  3. St Kilda Township Tourism and Boating: While retaining the existing character of the St Kilda township, this area represents exciting opportunities for eco-tourism and is key to Council’s tourism strategy with attractions including the playground, bird sanctuary, boating and mangroves.
  4. Bolivar/ Eco Industry/ Biodiversity: Owned by SA Water, this area includes the Bolivar Wastewater Treatment Plant, solar generation and significant buffer areas. This presents opportunities to extend existing stormwater, biodiversity and cycling corridors.
  5. Environmental and Coastal Rehabilitation: This sensitive ecological area is of high value, providing important environmental habitat for land-based, coastal and marine species. It is the gateway to the Adelaide International Bird Sanctuary and Adelaide Dolphin Sanctuary. Preservation of this area is critical to ensuring the future of important species.
  6. Accommodation and Services: This area currently includes accommodation facilities and service stations. Council will consider the potential to expand these and other appropriate land uses in this area.
  7. Biodiversity and Open Space Corridor: At the coastal end of the Little Para River, this is an important environmental asset supporting stormwater management, biodiversity and informal recreational opportunities. Future opportunities include enhancing existing remnant vegetation through planting programs, wetlands and developing educational programs.

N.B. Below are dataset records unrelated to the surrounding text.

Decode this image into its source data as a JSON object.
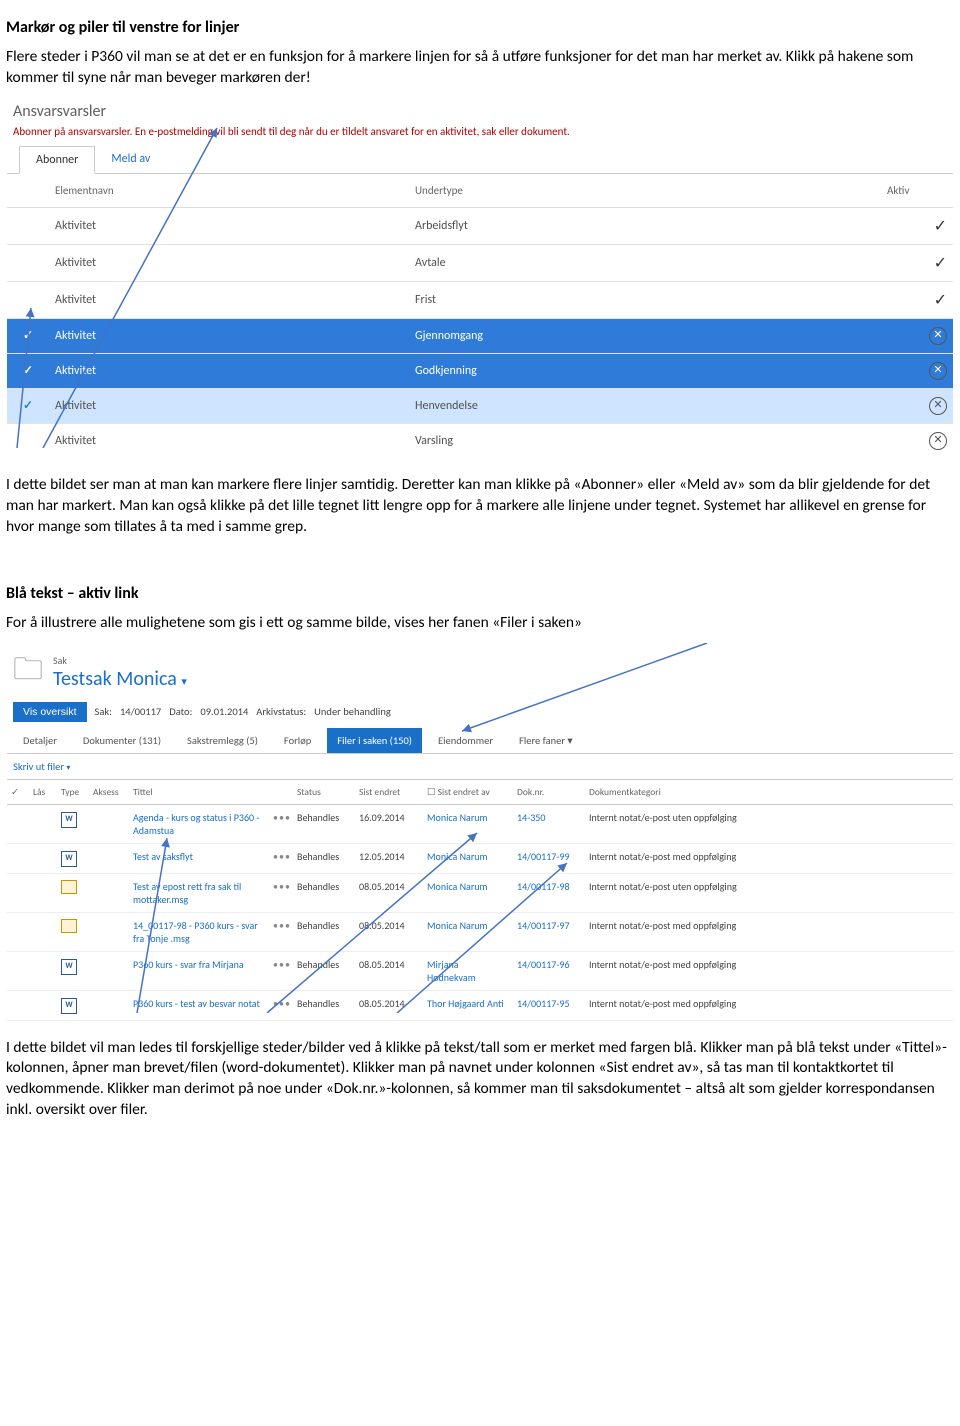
{
  "doc": {
    "h1": "Markør og piler til venstre for linjer",
    "p1": "Flere steder i P360 vil man se at det er en funksjon for å markere linjen for så å utføre funksjoner for det man har merket av. Klikk på hakene som kommer til syne når man beveger markøren der!",
    "p2": "I dette bildet ser man at man kan markere flere linjer samtidig. Deretter kan man klikke på «Abonner» eller «Meld av» som da blir gjeldende for det man har markert. Man kan også klikke på det lille tegnet litt lengre opp for å markere alle linjene under tegnet. Systemet har allikevel en grense for hvor mange som tillates å ta med i samme grep.",
    "h2": "Blå tekst – aktiv link",
    "p3": "For å illustrere alle mulighetene som gis i ett og samme bilde, vises her fanen «Filer i saken»",
    "p4": "I dette bildet vil man ledes til forskjellige steder/bilder ved å klikke på tekst/tall som er merket med fargen blå. Klikker man på blå tekst under «Tittel»-kolonnen, åpner man brevet/filen (word-dokumentet). Klikker man på navnet under kolonnen «Sist endret av», så tas man til kontaktkortet til vedkommende. Klikker man derimot på noe under «Dok.nr.»-kolonnen, så kommer man til saksdokumentet – altså alt som gjelder korrespondansen inkl. oversikt over filer."
  },
  "ss1": {
    "title": "Ansvarsvarsler",
    "desc": "Abonner på ansvarsvarsler. En e-postmelding vil bli sendt til deg når du er tildelt ansvaret for en aktivitet, sak eller dokument.",
    "tabs": {
      "abonner": "Abonner",
      "meldav": "Meld av"
    },
    "headers": {
      "col1": "Elementnavn",
      "col2": "Undertype",
      "col3": "Aktiv"
    },
    "rows": [
      {
        "sel": false,
        "c1": "Aktivitet",
        "c2": "Arbeidsflyt",
        "state": "tick"
      },
      {
        "sel": false,
        "c1": "Aktivitet",
        "c2": "Avtale",
        "state": "tick"
      },
      {
        "sel": false,
        "c1": "Aktivitet",
        "c2": "Frist",
        "state": "tick"
      },
      {
        "sel": "full",
        "c1": "Aktivitet",
        "c2": "Gjennomgang",
        "state": "x"
      },
      {
        "sel": "full",
        "c1": "Aktivitet",
        "c2": "Godkjenning",
        "state": "x"
      },
      {
        "sel": "light",
        "c1": "Aktivitet",
        "c2": "Henvendelse",
        "state": "x"
      },
      {
        "sel": false,
        "c1": "Aktivitet",
        "c2": "Varsling",
        "state": "x"
      }
    ]
  },
  "ss2": {
    "breadcrumb": "Sak",
    "title": "Testsak Monica",
    "btn": "Vis oversikt",
    "sak_label": "Sak:",
    "sak_val": "14/00117",
    "dato_label": "Dato:",
    "dato_val": "09.01.2014",
    "ark_label": "Arkivstatus:",
    "ark_val": "Under behandling",
    "tabs": [
      "Detaljer",
      "Dokumenter (131)",
      "Sakstremlegg (5)",
      "Forløp",
      "Filer i saken (150)",
      "Eiendommer",
      "Flere faner"
    ],
    "active_tab": 4,
    "print": "Skriv ut filer",
    "headers": [
      "",
      "Lås",
      "Type",
      "Aksess",
      "Tittel",
      "",
      "Status",
      "Sist endret",
      "Sist endret av",
      "Dok.nr.",
      "Dokumentkategori"
    ],
    "checkbox_label": "☐",
    "rows": [
      {
        "type": "w",
        "title": "Agenda - kurs og status i P360 - Adamstua",
        "status": "Behandles",
        "date": "16.09.2014",
        "by": "Monica Narum",
        "nr": "14-350",
        "cat": "Internt notat/e-post uten oppfølging"
      },
      {
        "type": "w",
        "title": "Test av saksflyt",
        "status": "Behandles",
        "date": "12.05.2014",
        "by": "Monica Narum",
        "nr": "14/00117-99",
        "cat": "Internt notat/e-post med oppfølging"
      },
      {
        "type": "m",
        "title": "Test av epost rett fra sak til mottaker.msg",
        "status": "Behandles",
        "date": "08.05.2014",
        "by": "Monica Narum",
        "nr": "14/00117-98",
        "cat": "Internt notat/e-post uten oppfølging"
      },
      {
        "type": "m",
        "title": "14_00117-98 - P360 kurs - svar fra Tonje .msg",
        "status": "Behandles",
        "date": "08.05.2014",
        "by": "Monica Narum",
        "nr": "14/00117-97",
        "cat": "Internt notat/e-post med oppfølging"
      },
      {
        "type": "w",
        "title": "P360 kurs - svar fra Mirjana",
        "status": "Behandles",
        "date": "08.05.2014",
        "by": "Mirjana Hodnekvam",
        "nr": "14/00117-96",
        "cat": "Internt notat/e-post med oppfølging"
      },
      {
        "type": "w",
        "title": "P360 kurs - test av besvar notat",
        "status": "Behandles",
        "date": "08.05.2014",
        "by": "Thor Højgaard Anti",
        "nr": "14/00117-95",
        "cat": "Internt notat/e-post med oppfølging"
      }
    ]
  }
}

  8. Equestrian and Rural Living: Council has committed to maintaining the existing rural living character, equestrian activities and Globe Derby Park and ensuring future development in adjacent precincts recognises its unique character.
  9. Masterplanned Community (Salt Pans Development): With an area of 950 hectares, this precinct represents the region’s most significant opportunity for a master-planned residential community, with up to 15,000 houses. A coordinated approach between government and private landowners is critical to ensure future development meets community needs and is environmentally sound.
  10. Shunting Yard and Cavan Industry: A low priority, the future role of the shunting yard would need to be considered if the freight rail route were to be realigned along the Northern Expressway in the future.

The next step for Council will be to develop a Strategic Growth Framework for the planning areas 1, 2, 6 and 7. Further work will include assessing required infrastructure, appropriate land uses, staging of any rezoning and public consultation. Details on each planning area will be available within a report to be uploaded on Council’s website.